***** SUPPLIED MATERIAL *****

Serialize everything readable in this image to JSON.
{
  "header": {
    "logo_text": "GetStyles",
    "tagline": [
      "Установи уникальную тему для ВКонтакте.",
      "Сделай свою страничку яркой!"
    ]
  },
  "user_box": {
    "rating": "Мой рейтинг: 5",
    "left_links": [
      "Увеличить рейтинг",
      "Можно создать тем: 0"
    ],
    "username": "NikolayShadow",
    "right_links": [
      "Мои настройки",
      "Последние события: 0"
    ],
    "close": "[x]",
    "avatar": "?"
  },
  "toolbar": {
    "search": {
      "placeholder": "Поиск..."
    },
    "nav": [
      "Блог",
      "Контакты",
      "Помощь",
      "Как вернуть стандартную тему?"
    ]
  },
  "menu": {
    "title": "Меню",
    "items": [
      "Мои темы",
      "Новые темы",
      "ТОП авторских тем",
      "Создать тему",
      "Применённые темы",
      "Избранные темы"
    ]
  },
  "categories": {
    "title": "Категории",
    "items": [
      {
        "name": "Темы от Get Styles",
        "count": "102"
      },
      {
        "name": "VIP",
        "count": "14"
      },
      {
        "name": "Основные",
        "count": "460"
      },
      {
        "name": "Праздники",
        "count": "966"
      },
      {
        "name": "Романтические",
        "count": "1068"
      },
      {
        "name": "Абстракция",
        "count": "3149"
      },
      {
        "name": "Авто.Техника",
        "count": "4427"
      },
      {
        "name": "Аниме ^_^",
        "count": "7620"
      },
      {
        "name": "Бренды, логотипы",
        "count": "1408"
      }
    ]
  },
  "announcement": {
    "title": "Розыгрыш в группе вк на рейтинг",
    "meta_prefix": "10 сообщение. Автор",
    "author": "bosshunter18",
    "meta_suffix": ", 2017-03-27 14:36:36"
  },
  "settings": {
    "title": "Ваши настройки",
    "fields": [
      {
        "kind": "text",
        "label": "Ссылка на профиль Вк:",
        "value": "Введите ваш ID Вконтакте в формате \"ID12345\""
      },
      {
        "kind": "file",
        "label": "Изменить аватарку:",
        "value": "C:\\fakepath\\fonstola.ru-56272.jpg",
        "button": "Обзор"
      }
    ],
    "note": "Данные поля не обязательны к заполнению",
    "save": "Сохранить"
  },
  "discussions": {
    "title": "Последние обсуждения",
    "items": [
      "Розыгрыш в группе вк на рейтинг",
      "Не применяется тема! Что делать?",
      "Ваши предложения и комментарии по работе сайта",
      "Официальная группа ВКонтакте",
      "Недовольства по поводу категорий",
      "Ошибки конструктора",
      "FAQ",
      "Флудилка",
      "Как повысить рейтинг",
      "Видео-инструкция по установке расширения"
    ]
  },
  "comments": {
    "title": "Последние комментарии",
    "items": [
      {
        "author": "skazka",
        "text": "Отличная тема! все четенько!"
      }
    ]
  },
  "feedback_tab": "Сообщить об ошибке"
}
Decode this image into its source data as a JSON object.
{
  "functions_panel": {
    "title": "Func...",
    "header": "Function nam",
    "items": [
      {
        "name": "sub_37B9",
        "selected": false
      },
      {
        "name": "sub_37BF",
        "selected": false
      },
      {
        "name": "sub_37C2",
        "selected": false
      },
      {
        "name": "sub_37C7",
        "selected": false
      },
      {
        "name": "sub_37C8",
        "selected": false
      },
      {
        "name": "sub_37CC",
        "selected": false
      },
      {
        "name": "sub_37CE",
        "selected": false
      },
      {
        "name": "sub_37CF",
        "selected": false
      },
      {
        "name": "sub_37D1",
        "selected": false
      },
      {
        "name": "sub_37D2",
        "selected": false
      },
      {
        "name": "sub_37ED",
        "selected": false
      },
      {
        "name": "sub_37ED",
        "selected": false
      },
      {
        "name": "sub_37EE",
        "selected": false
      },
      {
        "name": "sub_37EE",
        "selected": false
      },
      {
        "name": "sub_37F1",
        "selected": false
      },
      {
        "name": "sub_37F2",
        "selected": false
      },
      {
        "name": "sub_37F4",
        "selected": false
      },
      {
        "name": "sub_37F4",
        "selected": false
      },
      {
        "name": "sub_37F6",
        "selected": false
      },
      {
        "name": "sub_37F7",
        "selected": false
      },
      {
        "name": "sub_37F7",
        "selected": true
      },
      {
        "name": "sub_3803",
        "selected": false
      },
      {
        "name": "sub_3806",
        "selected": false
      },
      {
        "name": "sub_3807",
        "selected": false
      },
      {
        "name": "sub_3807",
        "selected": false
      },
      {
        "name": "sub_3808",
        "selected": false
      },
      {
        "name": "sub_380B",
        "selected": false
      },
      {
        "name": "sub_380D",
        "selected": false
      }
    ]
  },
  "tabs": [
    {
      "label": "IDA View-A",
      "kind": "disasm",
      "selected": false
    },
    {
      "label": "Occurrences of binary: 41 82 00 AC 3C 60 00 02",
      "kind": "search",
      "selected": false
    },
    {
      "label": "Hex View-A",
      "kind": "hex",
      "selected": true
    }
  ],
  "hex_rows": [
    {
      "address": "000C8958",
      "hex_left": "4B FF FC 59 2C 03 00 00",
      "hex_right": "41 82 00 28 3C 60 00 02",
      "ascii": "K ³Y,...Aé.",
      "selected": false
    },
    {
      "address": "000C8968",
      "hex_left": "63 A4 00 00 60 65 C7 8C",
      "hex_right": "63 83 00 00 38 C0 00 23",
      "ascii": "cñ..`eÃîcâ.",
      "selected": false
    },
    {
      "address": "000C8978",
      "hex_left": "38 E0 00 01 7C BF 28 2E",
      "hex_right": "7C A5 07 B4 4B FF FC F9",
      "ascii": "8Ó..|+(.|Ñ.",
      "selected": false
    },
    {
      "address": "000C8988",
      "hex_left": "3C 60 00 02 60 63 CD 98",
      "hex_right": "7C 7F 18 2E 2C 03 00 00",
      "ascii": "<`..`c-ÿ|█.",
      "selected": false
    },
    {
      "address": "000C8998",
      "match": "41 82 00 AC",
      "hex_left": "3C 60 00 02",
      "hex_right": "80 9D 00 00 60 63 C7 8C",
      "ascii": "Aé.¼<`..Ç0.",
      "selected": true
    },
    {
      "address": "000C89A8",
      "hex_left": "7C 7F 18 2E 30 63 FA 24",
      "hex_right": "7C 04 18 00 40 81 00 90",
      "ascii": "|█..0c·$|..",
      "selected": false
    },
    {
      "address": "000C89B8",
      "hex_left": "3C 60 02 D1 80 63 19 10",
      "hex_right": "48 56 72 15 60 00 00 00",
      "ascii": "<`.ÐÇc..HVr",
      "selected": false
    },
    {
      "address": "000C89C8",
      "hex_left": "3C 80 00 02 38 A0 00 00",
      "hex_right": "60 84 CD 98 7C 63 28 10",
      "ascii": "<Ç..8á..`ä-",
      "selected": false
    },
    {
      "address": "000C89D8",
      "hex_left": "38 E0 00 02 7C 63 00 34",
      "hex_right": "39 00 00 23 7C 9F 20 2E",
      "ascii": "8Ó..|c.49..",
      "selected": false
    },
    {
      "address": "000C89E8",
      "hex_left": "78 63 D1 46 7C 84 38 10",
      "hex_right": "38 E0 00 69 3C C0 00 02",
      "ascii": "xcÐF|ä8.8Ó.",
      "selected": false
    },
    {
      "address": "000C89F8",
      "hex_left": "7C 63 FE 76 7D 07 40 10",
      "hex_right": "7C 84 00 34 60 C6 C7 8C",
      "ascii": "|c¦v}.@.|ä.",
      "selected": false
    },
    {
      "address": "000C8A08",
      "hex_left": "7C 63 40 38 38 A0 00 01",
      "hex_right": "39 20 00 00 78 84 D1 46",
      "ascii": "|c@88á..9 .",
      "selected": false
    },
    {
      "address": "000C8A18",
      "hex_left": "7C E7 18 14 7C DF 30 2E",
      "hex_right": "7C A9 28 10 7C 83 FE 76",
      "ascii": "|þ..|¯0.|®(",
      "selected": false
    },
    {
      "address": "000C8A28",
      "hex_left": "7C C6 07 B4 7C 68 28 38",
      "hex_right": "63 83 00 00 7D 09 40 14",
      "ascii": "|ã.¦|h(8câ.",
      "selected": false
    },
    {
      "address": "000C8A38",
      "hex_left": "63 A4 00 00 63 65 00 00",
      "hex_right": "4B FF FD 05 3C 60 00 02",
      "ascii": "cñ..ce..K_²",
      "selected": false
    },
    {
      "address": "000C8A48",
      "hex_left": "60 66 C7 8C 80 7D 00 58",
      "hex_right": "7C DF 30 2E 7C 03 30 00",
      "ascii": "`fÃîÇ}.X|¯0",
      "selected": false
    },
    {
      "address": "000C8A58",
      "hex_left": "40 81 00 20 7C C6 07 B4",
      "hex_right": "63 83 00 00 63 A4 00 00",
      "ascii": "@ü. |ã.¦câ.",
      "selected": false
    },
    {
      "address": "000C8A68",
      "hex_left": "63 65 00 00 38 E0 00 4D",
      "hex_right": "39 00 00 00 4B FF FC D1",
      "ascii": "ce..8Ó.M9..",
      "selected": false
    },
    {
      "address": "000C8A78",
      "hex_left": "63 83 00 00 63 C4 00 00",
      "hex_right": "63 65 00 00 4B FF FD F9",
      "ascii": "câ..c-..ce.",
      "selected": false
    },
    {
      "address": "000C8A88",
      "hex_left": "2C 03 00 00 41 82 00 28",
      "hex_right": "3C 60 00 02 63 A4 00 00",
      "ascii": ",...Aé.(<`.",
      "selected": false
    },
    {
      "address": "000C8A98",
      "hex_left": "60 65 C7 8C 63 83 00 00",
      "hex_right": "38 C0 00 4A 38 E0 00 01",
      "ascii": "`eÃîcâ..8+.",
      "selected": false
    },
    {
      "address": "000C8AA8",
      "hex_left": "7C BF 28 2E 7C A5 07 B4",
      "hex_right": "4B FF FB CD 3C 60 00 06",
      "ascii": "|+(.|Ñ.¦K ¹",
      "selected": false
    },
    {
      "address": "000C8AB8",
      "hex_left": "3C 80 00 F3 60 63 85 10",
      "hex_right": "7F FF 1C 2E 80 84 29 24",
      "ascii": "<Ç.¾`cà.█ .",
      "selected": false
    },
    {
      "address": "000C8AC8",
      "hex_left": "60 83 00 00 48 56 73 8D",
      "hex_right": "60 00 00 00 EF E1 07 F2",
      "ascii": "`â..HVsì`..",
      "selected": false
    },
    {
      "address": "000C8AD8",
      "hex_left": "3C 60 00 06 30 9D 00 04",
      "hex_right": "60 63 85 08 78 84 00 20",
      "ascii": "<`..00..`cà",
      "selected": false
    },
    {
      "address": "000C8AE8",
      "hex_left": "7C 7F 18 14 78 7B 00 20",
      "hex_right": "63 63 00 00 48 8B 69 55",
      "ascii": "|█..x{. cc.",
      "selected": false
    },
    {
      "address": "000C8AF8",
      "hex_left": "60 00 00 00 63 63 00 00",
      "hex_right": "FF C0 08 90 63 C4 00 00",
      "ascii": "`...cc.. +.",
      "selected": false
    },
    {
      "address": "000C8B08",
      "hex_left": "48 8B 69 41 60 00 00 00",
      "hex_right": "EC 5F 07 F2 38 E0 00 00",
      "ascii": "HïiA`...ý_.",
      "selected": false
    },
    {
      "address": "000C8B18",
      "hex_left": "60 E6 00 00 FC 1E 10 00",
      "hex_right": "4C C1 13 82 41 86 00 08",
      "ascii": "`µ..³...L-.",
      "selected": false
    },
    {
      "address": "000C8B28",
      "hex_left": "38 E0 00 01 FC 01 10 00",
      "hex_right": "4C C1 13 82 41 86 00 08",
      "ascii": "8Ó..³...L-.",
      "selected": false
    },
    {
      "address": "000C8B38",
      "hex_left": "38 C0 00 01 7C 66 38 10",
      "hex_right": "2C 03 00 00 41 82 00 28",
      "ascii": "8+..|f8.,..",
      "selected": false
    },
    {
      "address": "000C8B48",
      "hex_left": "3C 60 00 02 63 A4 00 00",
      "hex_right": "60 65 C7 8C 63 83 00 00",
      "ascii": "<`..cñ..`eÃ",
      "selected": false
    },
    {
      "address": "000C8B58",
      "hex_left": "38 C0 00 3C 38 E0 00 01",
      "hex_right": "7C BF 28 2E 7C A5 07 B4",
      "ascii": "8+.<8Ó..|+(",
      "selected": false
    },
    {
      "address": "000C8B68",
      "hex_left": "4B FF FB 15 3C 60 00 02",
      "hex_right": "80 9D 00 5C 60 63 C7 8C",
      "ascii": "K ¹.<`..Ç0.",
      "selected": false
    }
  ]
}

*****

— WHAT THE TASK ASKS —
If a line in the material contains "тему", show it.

— TASK ANSWER —
      "Установи уникальную тему для ВКонтакте.",
      "Как вернуть стандартную тему?"
      "Создать тему",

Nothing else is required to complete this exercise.